Friday, January 21, 2011

Book Review: Star Crossed

I was a bit hesistant to start this book since it didn't sound like anything special and I hadn't liked the author's  previous book, A Curse as Dark as Gold (a retelling of Rumpelstiltskin). But it was at the library, it was the start of winter break, Inkpot had recommended it so what did I have to lose?

Star Crossed by Elizabeth C. Bunce
 The cover here works (it's actually one of those covers which makes more sense once you've read the book and looked at the image on the back cover) but I still don't like it that much, I guess it's just a little busy for me (I think I would like it better if the girl wasn't in it). As a side note, I love how the first book is called Star Crossed (I'm pretty sure the title is two words anyway) and the sequel is called Liar's Moon, if there's a third book I hope the title has something to do with the sun just because that would be really neat.

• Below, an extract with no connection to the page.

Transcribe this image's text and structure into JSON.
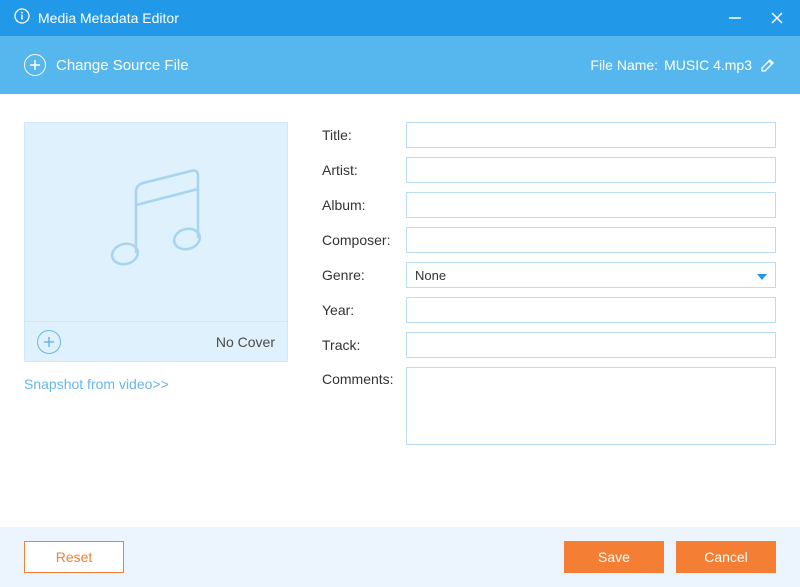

Summary: Digger is a poor girl who has to go on the run after a job (stealing a stack of important letters) goes horribly wrong and she ends up becoming the maid to Merista Nemair as a way to escape the city of Gerse. Although she isn't happy at the idea of being stuck in a lonely castle in the mountains for the entire winter it's better than being killed and Digger wants to stay alive. But this lonely castle in the mountains has more secrets that most would guess and Digger has to stay on her toes if she wants to stay alive after all.

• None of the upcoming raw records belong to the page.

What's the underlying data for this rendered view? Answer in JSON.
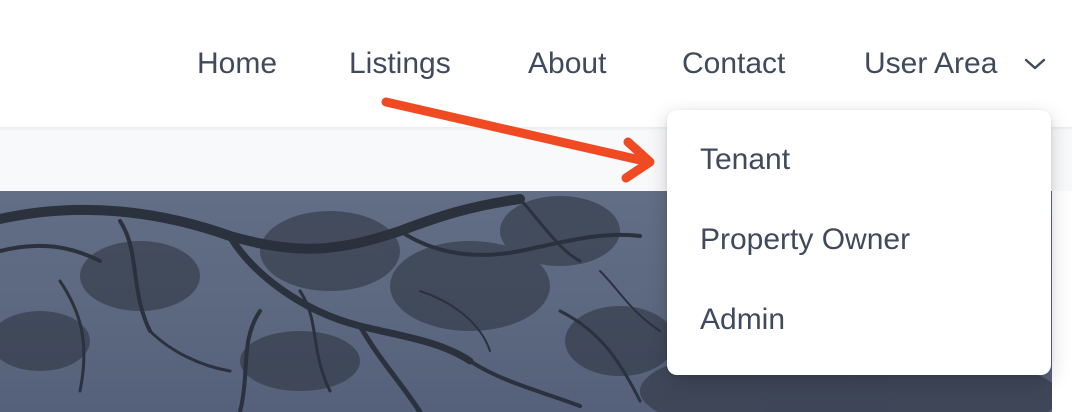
{
  "nav": {
    "items": [
      {
        "label": "Home"
      },
      {
        "label": "Listings"
      },
      {
        "label": "About"
      },
      {
        "label": "Contact"
      },
      {
        "label": "User Area",
        "icon": "chevron-down-icon"
      }
    ]
  },
  "dropdown": {
    "items": [
      {
        "label": "Tenant"
      },
      {
        "label": "Property Owner"
      },
      {
        "label": "Admin"
      }
    ]
  },
  "annotation": {
    "arrow_color": "#f04a23",
    "points_to": "Tenant"
  },
  "colors": {
    "nav_text": "#3f4a5c",
    "hero_sky": "#5d6981",
    "page_bg": "#f8f9fb"
  }
}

The Good: About halfway through this book I realized it was one of my favorite new books of 2010 which far exceeded my expectations of it. Digger is a smart main character and much more fleshed out than the stereotypical thief character I was excepting her to be. She's clever and while she does do something things she doesn't want to to survive she also manages to have a conscience and tries to set things right again before her actions come back to hurt her. The politics in this story also really caught me by surprise, as did the magic actually, and it's rare to find YA that includes politics in it at all* and I thought it was logically done and included enough mystery in it to keep the politics interesting.

The Bad: The first few chapters are a bit slower than the rest of the book and has a different mood than the rest of the book (the first bit makes the story seem like it's going to alternate the slow life of the nobles with the fast paced life of the streets, the rest of the book has a more standard fantasy with a bit of mystery mood to it) and I've seen some people mention that. There is a large cast of characters to keep track of (thankfully this is made easier by a list of characters and terms in the back)  and a map would have been a nice luxury. 

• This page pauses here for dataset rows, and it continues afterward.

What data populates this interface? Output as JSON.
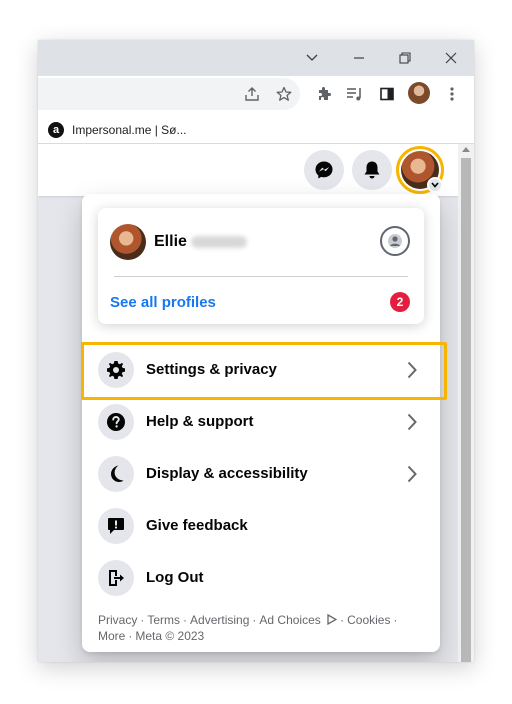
{
  "browser": {
    "bookmarks": [
      {
        "label": "Impersonal.me | Sø..."
      }
    ]
  },
  "facebook": {
    "profile": {
      "name": "Ellie",
      "see_all_label": "See all profiles",
      "badge_count": "2"
    },
    "menu_items": [
      {
        "label": "Settings & privacy",
        "icon": "gear-icon",
        "has_chevron": true,
        "highlighted": true
      },
      {
        "label": "Help & support",
        "icon": "question-icon",
        "has_chevron": true
      },
      {
        "label": "Display & accessibility",
        "icon": "moon-icon",
        "has_chevron": true
      },
      {
        "label": "Give feedback",
        "icon": "feedback-icon",
        "has_chevron": false
      },
      {
        "label": "Log Out",
        "icon": "logout-icon",
        "has_chevron": false
      }
    ],
    "footer": {
      "privacy": "Privacy",
      "terms": "Terms",
      "advertising": "Advertising",
      "ad_choices": "Ad Choices",
      "cookies": "Cookies",
      "more": "More",
      "copyright": "Meta © 2023"
    }
  },
  "colors": {
    "highlight": "#f7b500",
    "link": "#1877f2",
    "badge": "#e41e3f"
  }
}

So a good book all around and I'm looking forward to the sequel (not sure if this is a two book set or what, I'm not sure what the end goal for the series is actually, it's going to involve the legalization of magic and probably the overthrow of the king but I'm not sure). One thing that did strike me as I was reading was this book reminded me of Tamora Pierce's Trickster series and I actually think this book was better done than them. Tamora Pierce is one of my favorite authors but I've seen other fans agree, the two Trickster books were not her strongest and I think that Digger is a more realistic lead than Aly (who was a bit Sue-ish now that I think about it...). Very similar settings, which I'll chalk up to coincidence here, but I consider Star Crossed superior character-wise. It's on my to-buy list now and my wait-impatiently-for-the-sequel list as well.

*And of course whenever one does it's accompanied by people saying "it's rather good, for a children's book anyway," which has become a  pet peeve of mine (hence why it's in this footnote instead of the main review). I'm hard pressed to remember any literary fiction (ie, adult fiction of a kind) that dealt with politics and just because the politics is simplified doesn't make it bad at all. Frankly it comes off as elitism, I still maintain that the politics in books such as Moribito or The Queen's Thief series were well done, "children's" books or not.